Lozano, N., Rice, C., Ramirez, M., Torrents, A. 2018. Fate of triclocarban in agricultural soils after biosolid applications. Environmental Science and Pollution Research. 25:222-223.
Mulbry III, W.W., Selmer, K.J., Lansing, S. 2017. Influence of liquid surface area on hydrogen sulfide oxidation during micro-aeration in dairy manure digesters. PLoS One. 12(10):e0185738. https://doi.org/10.1371/journal.phon.0185738.
Armstrong, D.L., Lozano, N., Rice, C., Ramirez, M., Torrents, A. 2018. Degradation of triclosan and triclocarban and formation of transformation products in activated sludge using benchtop bioreactors. Environmental Research. 161:17-25.
Arikan, O., Mulbry III, W.W., Rice, C., Lansing, S. 2018. The fate and effect of monensin during anaerobic digestion of dairy manure under mesophilic conditions. PLoS One. 13(2):e0192080. https://doi.org/10.1371/journal.pone.0192080
Kangas, P., Mulbry III, W.W., Klavon, P., Laughinghouse, D., Adey, W. 2017. High diversity within the periphyton community of an algal turf scrubber on the Susquehanna River. Ecological Engineering. 108:564-572.

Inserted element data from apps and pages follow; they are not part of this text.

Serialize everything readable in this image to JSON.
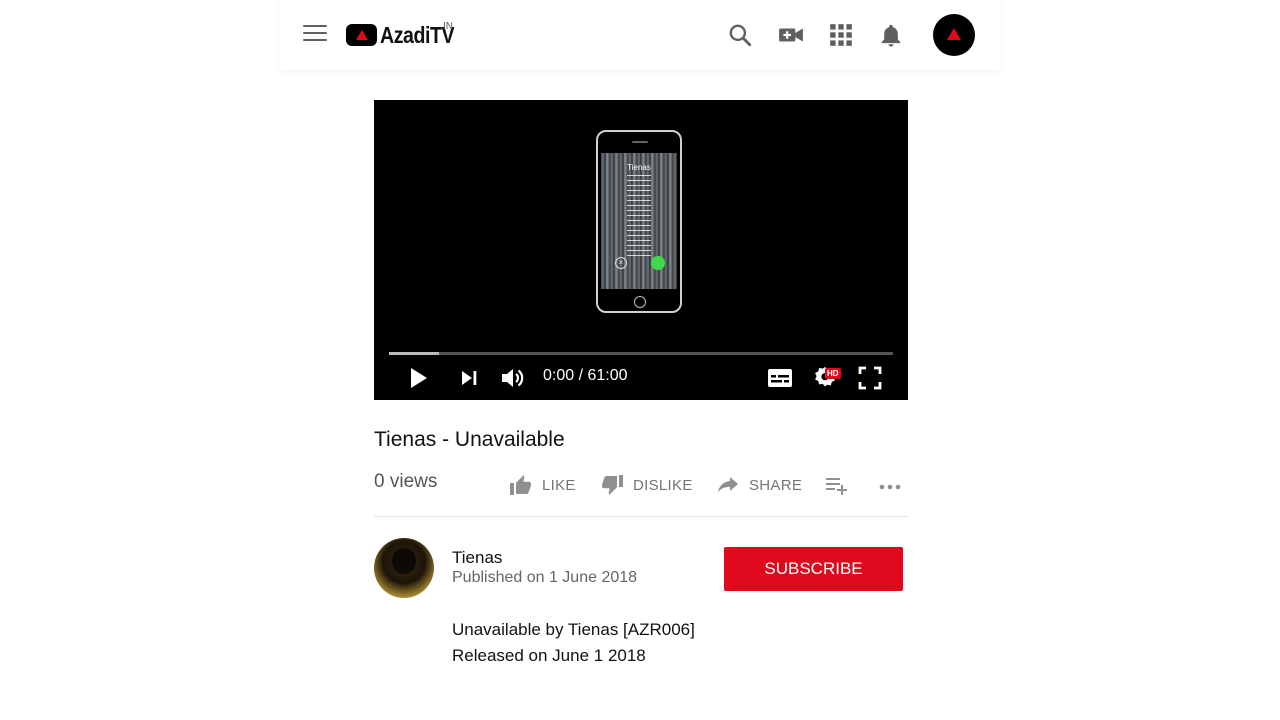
{
  "header": {
    "brand": "AzadiTV",
    "region": "IN"
  },
  "player": {
    "time_display": "0:00 / 61:00",
    "progress_buffered": 0.1,
    "quality_badge": "HD",
    "thumbnail_title": "Tienas"
  },
  "video": {
    "title": "Tienas - Unavailable",
    "views": "0 views"
  },
  "actions": {
    "like": "LIKE",
    "dislike": "DISLIKE",
    "share": "SHARE"
  },
  "channel": {
    "name": "Tienas",
    "published": "Published on 1 June 2018",
    "subscribe_label": "SUBSCRIBE"
  },
  "description": {
    "line1": "Unavailable by Tienas [AZR006]",
    "line2": "Released on June 1 2018"
  },
  "colors": {
    "brand_red": "#e0081c",
    "icon_gray": "#606060"
  },
  "icons": [
    "menu-icon",
    "search-icon",
    "video-camera-add-icon",
    "apps-grid-icon",
    "bell-icon",
    "play-icon",
    "next-icon",
    "volume-icon",
    "subtitles-icon",
    "settings-icon",
    "fullscreen-icon",
    "thumbs-up-icon",
    "thumbs-down-icon",
    "share-arrow-icon",
    "add-to-playlist-icon",
    "more-icon"
  ]
}
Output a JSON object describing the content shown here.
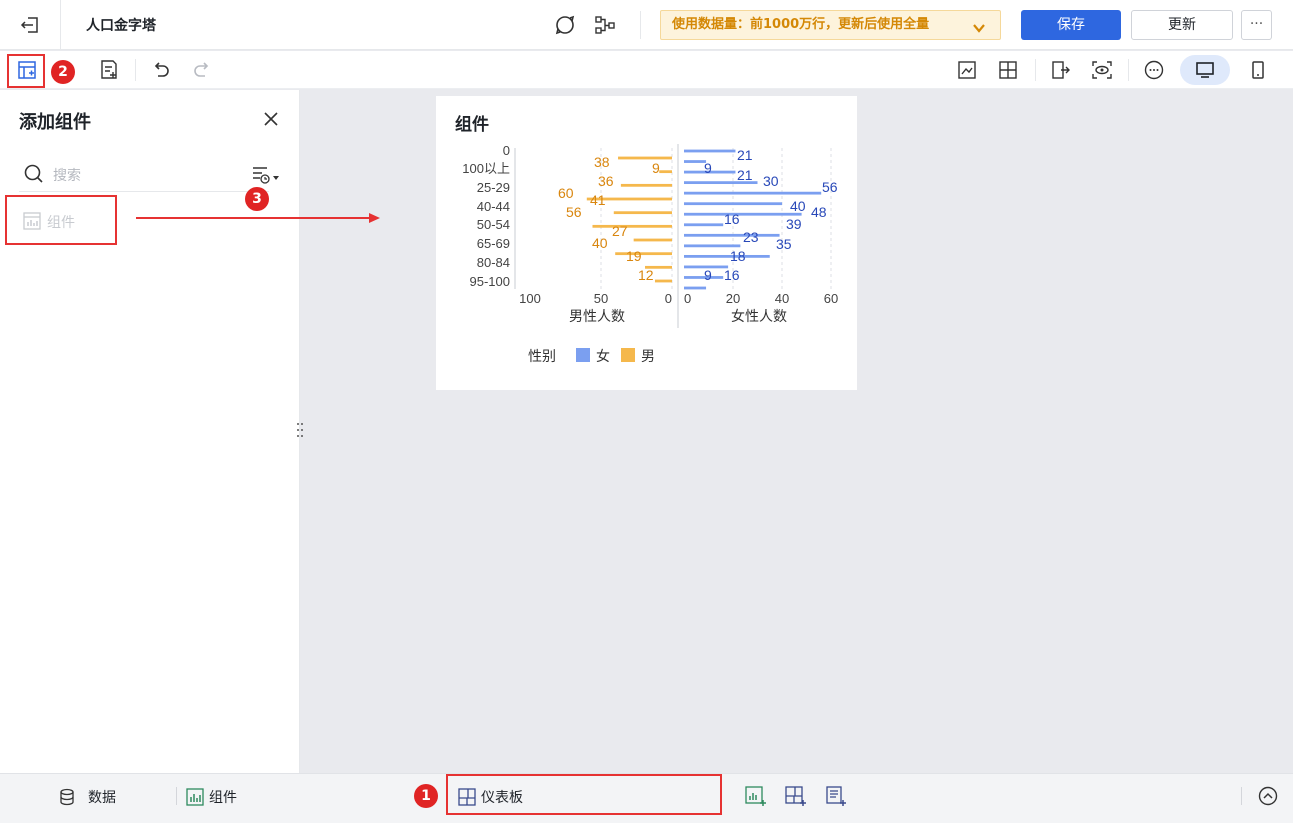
{
  "header": {
    "title": "人口金字塔",
    "data_notice": "使用数据量：前1000万行，更新后使用全量",
    "save_label": "保存",
    "update_label": "更新",
    "more_label": "···"
  },
  "annotations": {
    "badge_1": "1",
    "badge_2": "2",
    "badge_3": "3"
  },
  "left_panel": {
    "title": "添加组件",
    "search_placeholder": "搜索",
    "items": [
      {
        "label": "组件"
      }
    ]
  },
  "widget": {
    "title": "组件"
  },
  "chart_data": {
    "type": "bar",
    "categories": [
      "0",
      "100以上",
      "25-29",
      "40-44",
      "50-54",
      "65-69",
      "80-84",
      "95-100"
    ],
    "left_axis_label": "男性人数",
    "right_axis_label": "女性人数",
    "left_ticks": [
      "100",
      "50",
      "0"
    ],
    "right_ticks": [
      "0",
      "20",
      "40",
      "60"
    ],
    "left_range": [
      0,
      100
    ],
    "right_range": [
      0,
      60
    ],
    "legend_title": "性别",
    "legend_position": "bottom-left",
    "series": [
      {
        "name": "女",
        "color": "#7b9ff0",
        "label_color": "#2848b8",
        "values": [
          21,
          9,
          21,
          30,
          56,
          40,
          48,
          16,
          39,
          23,
          35,
          18,
          16,
          9
        ]
      },
      {
        "name": "男",
        "color": "#f5b84c",
        "label_color": "#d9860e",
        "values": [
          38,
          9,
          36,
          60,
          41,
          56,
          27,
          40,
          19,
          12
        ]
      }
    ]
  },
  "bottom_bar": {
    "data_label": "数据",
    "widget_label": "组件",
    "dashboard_label": "仪表板"
  }
}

Treonis, A.M., Unangst, S., Kepler, R.M., Buyer, J.S., Cavigelli, M.A., Mirsky, S.B., Maul, J.E. 2018. Characterization of soil nematode communities in three cropping systems through morphological and DNA metabarcoding approaches. Scientific Reports. 8:2004. https://doi.org/10.1038/s41598-018-20366-5.
Davis, B.W., Mirsky, S.B., Needelman, B.A., Cavigelli, M.A., Yarwood, S.A., Maul, J.E., Bagley, G.A. 2016. A novel approach to estimating nitrous oxide emissions during wetting events from single-timepoint flux measurements. Journal of Environmental Quality. 46:247-254.
Yin, Z., Fan, B., Roberts, D.P., Chen, S., Shi, F., Buyer, J.S., Jiang, H. 2017. Enhancement of maize growth and alteration of the rhizosphere community by phosphate-solubilizing fungus Aspergillus aculeatus P93. Journal of Agriculture Biotechnology. https://dx.doi.org/10.20936/JAB/170201.